Both a great primer on the man behind the look of the ‘70s and a dazzlingly enjoyable documentary in its own right, the Frédéric Tcheng (Dior and I, 2015) movie is perfect for both in-the-know fashion enthusiasts and those who know nothing about fashion at all.
Born Roy Halston Frowick, Halston’s designs and influence upon American fashion are undeniable. His fame started with his groundbreaking work as a milliner for Bergdorf Goodman (including that pillbox hat Jackie Kennedy wore at her husband’s inauguration) to finally establishing his own company by the end of the decade. He ushered in the classic ‘70s look, with simple, uncluttered garments elegantly constructed from single pieces of fabric. At the same time, he was chummy with Andy Warhol, organising happenings that were the talk of New York cafe society, a regular at Studio 54, took American fashion to China, and presented American style to the French fashion world with a Liza Minelli-starring mini-musical at the palace of Versailles. Wherever the ‘70s was, he was there.
Everything was about branding. He always travelled with a group of impossibly beautiful models, known as the “Halstonnettes”. He changed the pronunciation of his moniker from “Halsten” to “Holston”. Even his worker’s had a uniform — strong, blocky, black costumes — so they wouldn’t detract from the clothes itself. Things that other people wouldn’t think of, Halston spent hours poring over, making sure that they were absolutely perfect, streamlined down to their essence. In many ways he predated the sleek designs of modern retail products, for example the iPhone, by elegantly displaying how less can be so much more.
This is a rise and fall story, however, Halston eventually showing the limits of his vision in the face of the rapid commerce of the 1980s. Like many businesses, the number one difficulty in maintaining a successful fashion empire is scalability. Moving from a small boutique store to working with the top retailers in female fashion is a gargantuan task, as affordability and mass production must be balanced with impeccable style. Halston demanded that every product had to go through him first; a conflict that comes to a narrative head while working for mass retailer JCPenney. Soon the control-freak artist finds himself being shut out of his own company to devastating results.
The documentary tackles his energetic and often larger-than-life story with a lot of style, creating a strong aesthetic to match Halston’s style. It’s metafictional techniques – such as the replay of archival footage on vintage TV screens, or the use of a “fictional” narrator who offers her own elaborations on Halston’s life – compliments the way Halston would present himself and his products on the world stage. While many of the traditional documentary techniques are here – including talking heads and old interviews – director Frédéric Tcheng finds a variety of ways to complicate the narrative, allowing the viewer to find their own personal connection to Halston’s work.

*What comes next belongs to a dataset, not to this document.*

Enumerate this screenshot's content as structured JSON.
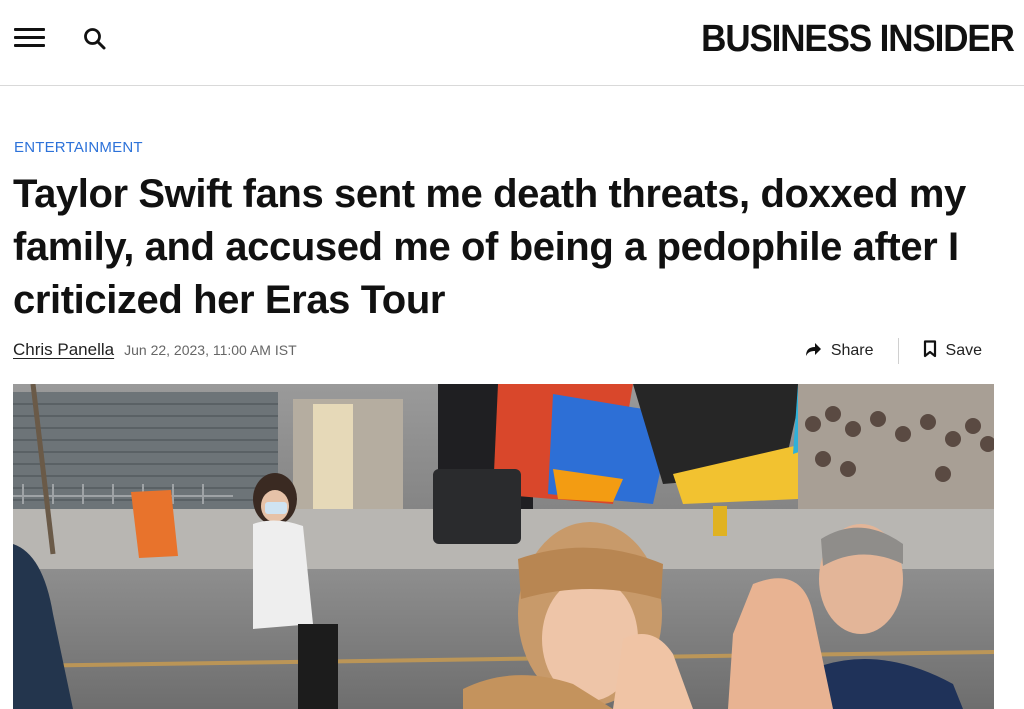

This approach seeps into the narrative too, only finally tackling his humble youth growing up in Des Moines, Iowa by the very end of the film. By starting with the legend first before revealing the man behind the curtain, Halston creates a smart treatise on how success is often predicated upon never showing your true self, and the true, tragic cost of acting in such a manner. Therefore it moves beyond the realm of the specific (Halston’s life) to the universal (success and artistry in general), posing the ultimate question to any young budding entrepreneur, be that in fashion or any other industry: how can you succeed without losing yourself at the same time?
Halston is out in cinemas across the UK on Friday, June 7th.